This year, many people found themselves shedding years and layers of entitlement, undue hostility, and apathy, becoming “woke” to all sorts of truths: like the realization that black lives deserved to be lived fully, happily, healthily, and safely without systematic attempts to undercut their families, dreams, rights and their futures. Others learned that the bodies of trans people were not to be discarded, and that their inner lives were to be respected and appreciated, rather than feared. I am so proud of my community, and the growing number of allies-- thank you, beloveds.
And since LGBTQ issues are being discussed, I would be remiss if I didn’t say hello to the folks still struggling, being forced into closets they didn’t choose due to threat of violence, ignorance, and harm. We see you, we love you, and we hope to continue showing others the power in their ability to love others who are different than themselves. Kindness can be such a little thing, with such large and positive events. Good karma is always good to have, especially in abundance. If you choose to do right by other people, your life literally can improve in measurable ways.
According to a Licensed Clinical Social Work with Presbyterian Intercommunity Hospital in California:
“While being kind benefits us socially, there are also biological reasons why kindness improves our mental health. Our brains reward us when we do kind things. If you comfort someone who has lost a loved one, your brain may release oxytocin, a hormone that helps us bond with others. Oxytocin makes us more trusting, generous, and friendly. Additionally, kind actions signal our brains to release serotonin and dopamine, two chemicals involved in creating “helper’s high” and lessening pain, depression, and anxiety.”
Know your character-- tune into yourself. Truthfully, most of the ways that we are daily happen in small, specific ways. Therapists like myself believe that cognitively, the thoughts we have, or better yet, the thoughts we choose to focus on, determine how we feel about ourselves and our experiences. That, of course, determines what our next action will be, whether it is harmful to self or others, or helpful and positive. Over time, we develop some patterns that can be pretty noticeable. If you think certain negative thoughts about yourself, that can definitely influence your perceptions of others in a major way. We should all check in with our thoughts to make sure of a few things:
Are my thoughts speaking a spirit of hopefulness or harshness? Am I helping in a humane way?
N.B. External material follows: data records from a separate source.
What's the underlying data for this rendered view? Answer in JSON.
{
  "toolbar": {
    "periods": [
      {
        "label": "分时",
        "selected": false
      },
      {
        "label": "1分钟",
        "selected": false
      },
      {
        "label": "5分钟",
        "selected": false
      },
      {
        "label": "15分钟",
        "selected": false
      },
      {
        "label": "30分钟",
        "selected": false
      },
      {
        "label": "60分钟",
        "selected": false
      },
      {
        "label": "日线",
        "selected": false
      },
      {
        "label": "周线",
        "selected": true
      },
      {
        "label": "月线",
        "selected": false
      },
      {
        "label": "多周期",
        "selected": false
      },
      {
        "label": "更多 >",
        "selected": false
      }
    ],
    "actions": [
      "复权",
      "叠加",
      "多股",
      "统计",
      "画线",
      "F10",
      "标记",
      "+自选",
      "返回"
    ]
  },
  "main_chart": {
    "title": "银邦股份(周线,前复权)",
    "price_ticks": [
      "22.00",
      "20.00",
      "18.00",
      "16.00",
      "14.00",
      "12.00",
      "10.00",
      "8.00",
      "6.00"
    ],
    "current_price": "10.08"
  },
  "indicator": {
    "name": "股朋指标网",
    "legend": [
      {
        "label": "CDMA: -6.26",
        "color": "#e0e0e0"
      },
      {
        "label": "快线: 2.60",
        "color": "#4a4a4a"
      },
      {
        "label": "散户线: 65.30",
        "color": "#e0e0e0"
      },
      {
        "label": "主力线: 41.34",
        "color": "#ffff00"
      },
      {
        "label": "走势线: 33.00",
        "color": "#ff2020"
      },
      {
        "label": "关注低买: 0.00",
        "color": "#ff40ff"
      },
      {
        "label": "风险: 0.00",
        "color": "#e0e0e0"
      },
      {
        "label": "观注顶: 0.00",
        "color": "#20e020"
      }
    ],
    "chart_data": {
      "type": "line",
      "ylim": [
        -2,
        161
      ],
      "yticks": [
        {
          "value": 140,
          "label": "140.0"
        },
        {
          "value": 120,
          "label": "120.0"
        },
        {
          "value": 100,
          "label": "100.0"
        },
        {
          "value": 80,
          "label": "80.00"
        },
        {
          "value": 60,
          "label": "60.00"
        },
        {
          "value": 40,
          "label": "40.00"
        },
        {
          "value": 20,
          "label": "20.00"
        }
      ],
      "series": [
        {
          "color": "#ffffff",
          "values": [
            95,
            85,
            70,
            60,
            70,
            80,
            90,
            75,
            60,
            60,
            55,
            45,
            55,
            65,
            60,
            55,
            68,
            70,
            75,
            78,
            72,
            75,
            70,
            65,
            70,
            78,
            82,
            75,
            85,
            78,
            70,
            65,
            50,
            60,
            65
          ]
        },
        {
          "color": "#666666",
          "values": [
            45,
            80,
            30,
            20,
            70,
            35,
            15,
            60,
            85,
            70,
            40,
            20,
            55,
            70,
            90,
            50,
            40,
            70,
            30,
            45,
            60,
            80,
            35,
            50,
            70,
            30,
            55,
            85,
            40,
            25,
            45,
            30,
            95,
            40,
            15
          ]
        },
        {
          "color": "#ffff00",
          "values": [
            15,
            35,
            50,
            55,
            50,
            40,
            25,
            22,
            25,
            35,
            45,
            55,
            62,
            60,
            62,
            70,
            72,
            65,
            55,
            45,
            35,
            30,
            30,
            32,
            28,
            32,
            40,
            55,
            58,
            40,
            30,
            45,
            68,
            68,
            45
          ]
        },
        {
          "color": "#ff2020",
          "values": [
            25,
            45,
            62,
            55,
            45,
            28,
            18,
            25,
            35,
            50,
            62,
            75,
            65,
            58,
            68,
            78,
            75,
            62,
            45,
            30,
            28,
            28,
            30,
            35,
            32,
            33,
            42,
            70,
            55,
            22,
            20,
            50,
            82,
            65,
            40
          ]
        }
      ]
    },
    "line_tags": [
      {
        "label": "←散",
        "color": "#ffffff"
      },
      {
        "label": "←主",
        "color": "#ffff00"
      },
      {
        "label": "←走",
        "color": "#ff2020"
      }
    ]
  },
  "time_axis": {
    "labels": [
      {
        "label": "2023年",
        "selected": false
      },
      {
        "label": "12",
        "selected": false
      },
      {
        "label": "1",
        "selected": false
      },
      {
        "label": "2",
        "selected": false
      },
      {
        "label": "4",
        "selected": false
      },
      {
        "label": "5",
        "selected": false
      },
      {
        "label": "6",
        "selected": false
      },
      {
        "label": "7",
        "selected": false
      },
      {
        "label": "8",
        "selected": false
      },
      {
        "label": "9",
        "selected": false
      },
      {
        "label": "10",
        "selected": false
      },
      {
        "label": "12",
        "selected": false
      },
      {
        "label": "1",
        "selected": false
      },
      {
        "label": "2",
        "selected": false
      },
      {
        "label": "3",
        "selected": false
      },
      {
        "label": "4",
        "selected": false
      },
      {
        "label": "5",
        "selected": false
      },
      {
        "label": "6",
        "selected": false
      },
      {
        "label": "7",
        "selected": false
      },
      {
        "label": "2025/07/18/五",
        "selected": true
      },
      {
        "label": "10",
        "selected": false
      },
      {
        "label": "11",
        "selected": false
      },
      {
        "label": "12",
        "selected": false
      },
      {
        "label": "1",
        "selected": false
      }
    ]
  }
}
Are my thoughts my own, or am I echoing statements recycled by other people who may not share my values, or might judge others?
Are my thoughts kind to me, myself, personally? Am I encouraging myself in the direction of my own dreams, rooted in purpose? Or am I distracted, focusing on the differences between yourself and others in an unhealthy way?
Allow yourself to get real. “Realness,” as we say in the LGBTQ+ community, is the authenticity and unquestionable presentation of one’s self and persona. "To be real," we were all born loving. We are made of love, and our purpose is love. Reminding ourselves of those facts with keep us from violating others living and loving authentically and fearlessly.
Who are we to work together, and function as one, focusing on unity, community, all of those feel good words? Well, it would be you living your highest purpose, being your best version of yourself, enjoying life at the highest vibrations. Passion for life cannot take place without love being at the heart, the center. I am glad that you’ve expanded in your heart a space to hear and empathize with me. You are limitless love in action, and you are loved.